Osgoode rates No. 2 in Canadian survey

York University’s Osgoode Hall Law School came in second in a new national survey of students, reported The Calgary Herald Jan. 9. The University of Calgary’s B+ rating was the highest grade in the survey commissioned by Canadian Lawyer Magazine. The online survey asked 350 new law school graduates to rate their alma mater.

York alum named president of US oil giant

Canadian oil executive and York University alumnus John Richels, who led a new industry trend that saw more Canadians run the vast operations of American subsidiaries operating in Canada, has been promoted to president of the Oklahoma City-based international oil giant Devon Energy Corp., reported the National Post Jan. 9. Richels grew up in Toronto, earned a BA in economics from York University in 1974 and a law degree from the University of Windsor. He moved to Calgary to practise corporate and securities law with the blue-chip law firm Bennett Jones, and then ran it as its managing partner for six years. He was also one of the top organizers of Calgary’s 1988 Winter Olympics. The Daily Oil Bulletin also carried news of his appointment Jan. 8.

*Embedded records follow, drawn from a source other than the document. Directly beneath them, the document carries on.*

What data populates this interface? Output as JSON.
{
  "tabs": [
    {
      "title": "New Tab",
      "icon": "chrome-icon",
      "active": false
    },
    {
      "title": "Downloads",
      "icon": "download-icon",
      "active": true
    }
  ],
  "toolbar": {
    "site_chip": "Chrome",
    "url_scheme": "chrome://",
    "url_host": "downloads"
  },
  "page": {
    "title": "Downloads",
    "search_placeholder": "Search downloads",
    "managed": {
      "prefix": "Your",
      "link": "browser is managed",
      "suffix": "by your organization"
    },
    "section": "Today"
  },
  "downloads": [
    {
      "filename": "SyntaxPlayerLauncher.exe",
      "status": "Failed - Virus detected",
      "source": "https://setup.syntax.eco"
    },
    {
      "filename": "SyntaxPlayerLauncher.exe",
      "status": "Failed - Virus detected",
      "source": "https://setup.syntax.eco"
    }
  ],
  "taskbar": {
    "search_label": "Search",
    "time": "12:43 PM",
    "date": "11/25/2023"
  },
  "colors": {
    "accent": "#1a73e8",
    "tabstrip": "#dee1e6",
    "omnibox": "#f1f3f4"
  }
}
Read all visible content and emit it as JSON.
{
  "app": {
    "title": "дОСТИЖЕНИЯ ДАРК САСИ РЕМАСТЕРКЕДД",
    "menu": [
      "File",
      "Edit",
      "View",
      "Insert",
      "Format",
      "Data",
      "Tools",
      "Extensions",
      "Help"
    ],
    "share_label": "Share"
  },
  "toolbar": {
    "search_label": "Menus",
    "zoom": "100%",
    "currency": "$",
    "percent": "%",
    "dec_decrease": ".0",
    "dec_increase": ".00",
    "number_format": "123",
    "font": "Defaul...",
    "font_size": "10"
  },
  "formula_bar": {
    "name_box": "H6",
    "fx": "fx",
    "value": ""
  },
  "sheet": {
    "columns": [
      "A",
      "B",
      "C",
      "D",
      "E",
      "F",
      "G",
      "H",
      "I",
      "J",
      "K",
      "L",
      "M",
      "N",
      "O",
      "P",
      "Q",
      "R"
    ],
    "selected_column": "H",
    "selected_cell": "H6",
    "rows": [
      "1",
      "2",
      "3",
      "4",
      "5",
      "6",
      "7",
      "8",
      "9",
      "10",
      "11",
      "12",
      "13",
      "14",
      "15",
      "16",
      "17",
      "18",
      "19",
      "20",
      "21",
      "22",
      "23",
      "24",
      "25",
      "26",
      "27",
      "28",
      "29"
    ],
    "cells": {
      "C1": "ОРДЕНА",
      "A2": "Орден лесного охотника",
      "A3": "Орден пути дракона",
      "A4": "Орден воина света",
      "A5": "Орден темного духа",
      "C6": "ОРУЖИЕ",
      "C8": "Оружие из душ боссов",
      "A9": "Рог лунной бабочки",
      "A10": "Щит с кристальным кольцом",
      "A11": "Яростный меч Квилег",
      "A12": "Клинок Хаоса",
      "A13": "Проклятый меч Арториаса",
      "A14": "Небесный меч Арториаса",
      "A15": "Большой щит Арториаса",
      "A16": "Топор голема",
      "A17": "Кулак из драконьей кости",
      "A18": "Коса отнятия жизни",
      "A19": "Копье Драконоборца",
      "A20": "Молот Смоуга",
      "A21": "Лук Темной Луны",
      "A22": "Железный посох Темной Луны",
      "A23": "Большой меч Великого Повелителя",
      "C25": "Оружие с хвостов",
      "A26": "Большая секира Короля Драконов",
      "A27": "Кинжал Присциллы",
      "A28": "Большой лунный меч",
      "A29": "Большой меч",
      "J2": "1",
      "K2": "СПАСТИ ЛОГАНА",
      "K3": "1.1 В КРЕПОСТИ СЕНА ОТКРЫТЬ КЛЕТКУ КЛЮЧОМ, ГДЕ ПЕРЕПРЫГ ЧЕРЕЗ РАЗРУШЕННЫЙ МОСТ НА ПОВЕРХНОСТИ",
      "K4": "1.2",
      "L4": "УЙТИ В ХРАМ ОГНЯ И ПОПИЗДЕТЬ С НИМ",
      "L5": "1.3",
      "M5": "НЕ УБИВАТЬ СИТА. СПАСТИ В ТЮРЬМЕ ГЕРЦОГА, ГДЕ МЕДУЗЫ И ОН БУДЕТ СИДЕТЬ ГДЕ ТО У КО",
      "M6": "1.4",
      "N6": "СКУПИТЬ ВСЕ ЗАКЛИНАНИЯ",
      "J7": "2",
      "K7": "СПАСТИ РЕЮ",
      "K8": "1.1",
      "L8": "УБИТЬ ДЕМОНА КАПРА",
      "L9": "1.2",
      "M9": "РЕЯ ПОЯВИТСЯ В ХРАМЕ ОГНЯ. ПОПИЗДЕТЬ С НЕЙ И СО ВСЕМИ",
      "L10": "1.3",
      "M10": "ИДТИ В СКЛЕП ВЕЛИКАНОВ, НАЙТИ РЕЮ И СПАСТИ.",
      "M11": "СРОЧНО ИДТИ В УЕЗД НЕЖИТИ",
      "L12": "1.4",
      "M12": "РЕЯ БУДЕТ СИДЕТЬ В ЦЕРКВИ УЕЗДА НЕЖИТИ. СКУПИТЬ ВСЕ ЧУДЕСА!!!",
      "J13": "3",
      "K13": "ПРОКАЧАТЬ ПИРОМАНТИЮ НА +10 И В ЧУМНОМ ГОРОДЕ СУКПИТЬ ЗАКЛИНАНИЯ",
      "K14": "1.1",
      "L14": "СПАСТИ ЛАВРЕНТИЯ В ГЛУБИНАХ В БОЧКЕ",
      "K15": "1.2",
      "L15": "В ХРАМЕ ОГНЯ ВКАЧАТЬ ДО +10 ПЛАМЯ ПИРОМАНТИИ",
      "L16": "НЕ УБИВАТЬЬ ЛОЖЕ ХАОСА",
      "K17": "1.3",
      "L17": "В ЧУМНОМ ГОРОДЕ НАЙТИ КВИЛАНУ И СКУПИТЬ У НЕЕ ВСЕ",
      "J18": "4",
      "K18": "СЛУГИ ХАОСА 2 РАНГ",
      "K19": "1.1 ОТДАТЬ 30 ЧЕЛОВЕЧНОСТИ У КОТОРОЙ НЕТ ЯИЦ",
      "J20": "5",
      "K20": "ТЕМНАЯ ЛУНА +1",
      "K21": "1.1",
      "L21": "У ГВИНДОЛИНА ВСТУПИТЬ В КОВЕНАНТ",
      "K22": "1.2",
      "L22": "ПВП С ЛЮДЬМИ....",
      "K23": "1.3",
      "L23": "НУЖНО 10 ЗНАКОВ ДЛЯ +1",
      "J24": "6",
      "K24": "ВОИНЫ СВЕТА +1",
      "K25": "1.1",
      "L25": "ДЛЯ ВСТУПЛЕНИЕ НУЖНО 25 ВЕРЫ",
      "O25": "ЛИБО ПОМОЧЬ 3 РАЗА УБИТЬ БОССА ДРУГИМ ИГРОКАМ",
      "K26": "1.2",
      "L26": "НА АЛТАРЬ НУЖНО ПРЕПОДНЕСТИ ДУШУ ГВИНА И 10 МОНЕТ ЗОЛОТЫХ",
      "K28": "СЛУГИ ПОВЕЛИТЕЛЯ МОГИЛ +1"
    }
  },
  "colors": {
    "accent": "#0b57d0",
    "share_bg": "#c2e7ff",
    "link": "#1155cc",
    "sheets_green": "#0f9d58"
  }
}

Student a political mover in Ontario and best-selling author in China

To the untrained eye, Li Zhang, 18, may appear to be nothing more than an energetic first-year York University student studying international business, who likes to dabble in politics, but don’t let that facade fool you, suggested Yorkregion.com Dec. 26. Her friends, the people who know her best, were not at all surprised to hear she had been nominated the Kid Most Likely to Rule the World, reported the community news service. This is a young woman, after all, who is already on a first-name basis with Premier Dalton McGuinty and wrangled a backstage pass to the federal Liberal leadership convention in Toronto last month. And as one of the executive members of the Ontario Young Liberals, Zhang has been pretty busy these past few months organizing strategy sessions and doing her best to sign up new members. Born in China, she came to Canada at the age of four and quickly mastered English, then French. At age 12, she became a bestselling author, thanks to her mother. “She said to me one day, ‘You have 50, 60, 70 journals here. Why don’t you put them all together and write a book?'” Zhang said. “So I wrote it and my mom took the manuscript and sent it to a publishing house and I got a call saying they’d like to publish it.” You won’t find it in bookstores, though; it was published in China as the story of a young Chinese girl growing up in a foreign land. The promotional tour that followed was a once-in-a-lifetime opportunity for Zhang, who, to this day, maintains contact with people she met in China while on tour.

On air

  • Bredan Quine, planetary physics professor with York University’s Faculty of Pure & Applied Science, talked about the Spirit Rover’s images from Mars, the seven different camera systems on board and sub-surface bacteria in Antarctica, with Toronto1’s Ben Chin on “Toronto Tonight” Jan. 8.
  • James Laxer, political science professor with York’s Atkinson Faculty of Liberal & Professional Studies, discussed how Canadian exports of auto products to the US have not been hurt since 9/11, on “The Bill Good Show” (CKNW-AM), Vancouver, Jan. 8.